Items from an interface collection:
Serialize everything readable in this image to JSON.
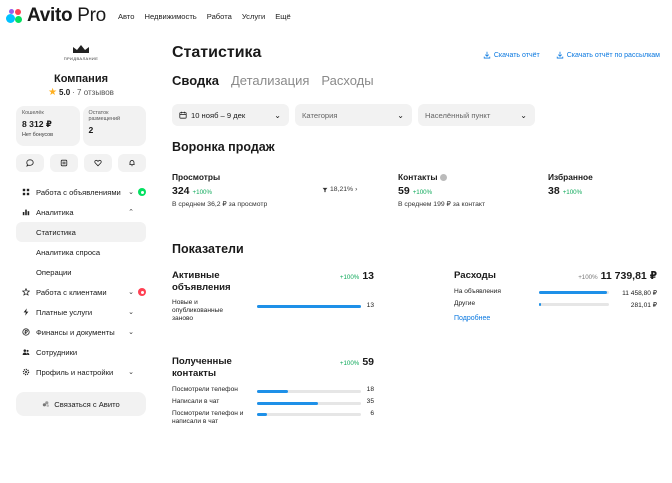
{
  "header": {
    "logo_name": "Avito",
    "logo_suffix": "Pro",
    "nav": [
      "Авто",
      "Недвижимость",
      "Работа",
      "Услуги",
      "Ещё"
    ]
  },
  "sidebar": {
    "company_logo_caption": "ПРИДВАЛАНИЕ",
    "company_name": "Компания",
    "rating_value": "5.0",
    "rating_reviews": "· 7 отзывов",
    "wallet": {
      "label": "Кошелёк",
      "value": "8 312 ₽",
      "sub": "Нет бонусов"
    },
    "placements": {
      "label": "Остаток размещений",
      "value": "2"
    },
    "quick_icons": [
      "chat-icon",
      "wallet-icon",
      "heart-icon",
      "bell-icon"
    ],
    "menu": [
      {
        "label": "Работа с объявлениями",
        "icon": "listing-icon",
        "chevron": "⌄",
        "dot": "#04e061"
      },
      {
        "label": "Аналитика",
        "icon": "chart-icon",
        "chevron": "⌃"
      },
      {
        "label": "Статистика",
        "sub": true,
        "active": true
      },
      {
        "label": "Аналитика спроса",
        "sub": true
      },
      {
        "label": "Операции",
        "sub": true
      },
      {
        "label": "Работа с клиентами",
        "icon": "star-icon",
        "chevron": "⌄",
        "dot": "#ff4053"
      },
      {
        "label": "Платные услуги",
        "icon": "bolt-icon",
        "chevron": "⌄"
      },
      {
        "label": "Финансы и документы",
        "icon": "finance-icon",
        "chevron": "⌄"
      },
      {
        "label": "Сотрудники",
        "icon": "people-icon"
      },
      {
        "label": "Профиль и настройки",
        "icon": "gear-icon",
        "chevron": "⌄"
      }
    ],
    "contact_button": "Связаться с Авито"
  },
  "main": {
    "title": "Статистика",
    "downloads": [
      "Скачать отчёт",
      "Скачать отчёт по рассылкам"
    ],
    "tabs": [
      {
        "label": "Сводка",
        "active": true
      },
      {
        "label": "Детализация"
      },
      {
        "label": "Расходы"
      }
    ],
    "filters": {
      "date": "10 нояб – 9 дек",
      "category_placeholder": "Категория",
      "city_placeholder": "Населённый пункт"
    },
    "funnel": {
      "title": "Воронка продаж",
      "views": {
        "label": "Просмотры",
        "value": "324",
        "delta": "+100%",
        "sub": "В среднем 36,2 ₽ за просмотр"
      },
      "conversion": "18,21%",
      "contacts": {
        "label": "Контакты",
        "value": "59",
        "delta": "+100%",
        "sub": "В среднем 199 ₽ за контакт"
      },
      "favorites": {
        "label": "Избранное",
        "value": "38",
        "delta": "+100%"
      }
    },
    "indicators": {
      "title": "Показатели",
      "active": {
        "label": "Активные объявления",
        "delta": "+100%",
        "value": "13",
        "rows": [
          {
            "label": "Новые и опубликованные заново",
            "value": "13",
            "fraction": 1.0
          }
        ]
      },
      "expenses": {
        "label": "Расходы",
        "delta": "+100%",
        "value": "11 739,81 ₽",
        "rows": [
          {
            "label": "На объявления",
            "value": "11 458,80 ₽",
            "fraction": 0.97
          },
          {
            "label": "Другие",
            "value": "281,01 ₽",
            "fraction": 0.03
          }
        ],
        "more_link": "Подробнее"
      },
      "received_contacts": {
        "label": "Полученные контакты",
        "delta": "+100%",
        "value": "59",
        "rows": [
          {
            "label": "Посмотрели телефон",
            "value": "18",
            "fraction": 0.3
          },
          {
            "label": "Написали в чат",
            "value": "35",
            "fraction": 0.59
          },
          {
            "label": "Посмотрели телефон и написали в чат",
            "value": "6",
            "fraction": 0.1
          }
        ]
      }
    }
  },
  "colors": {
    "accent_blue": "#0a78e0",
    "bar_blue": "#1e90e8",
    "delta_green": "#0ea95a",
    "logo_star": "#ffb021"
  }
}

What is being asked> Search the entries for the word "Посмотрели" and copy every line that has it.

Exercise output>
            "label": "Посмотрели телефон",
            "label": "Посмотрели телефон и написали в чат",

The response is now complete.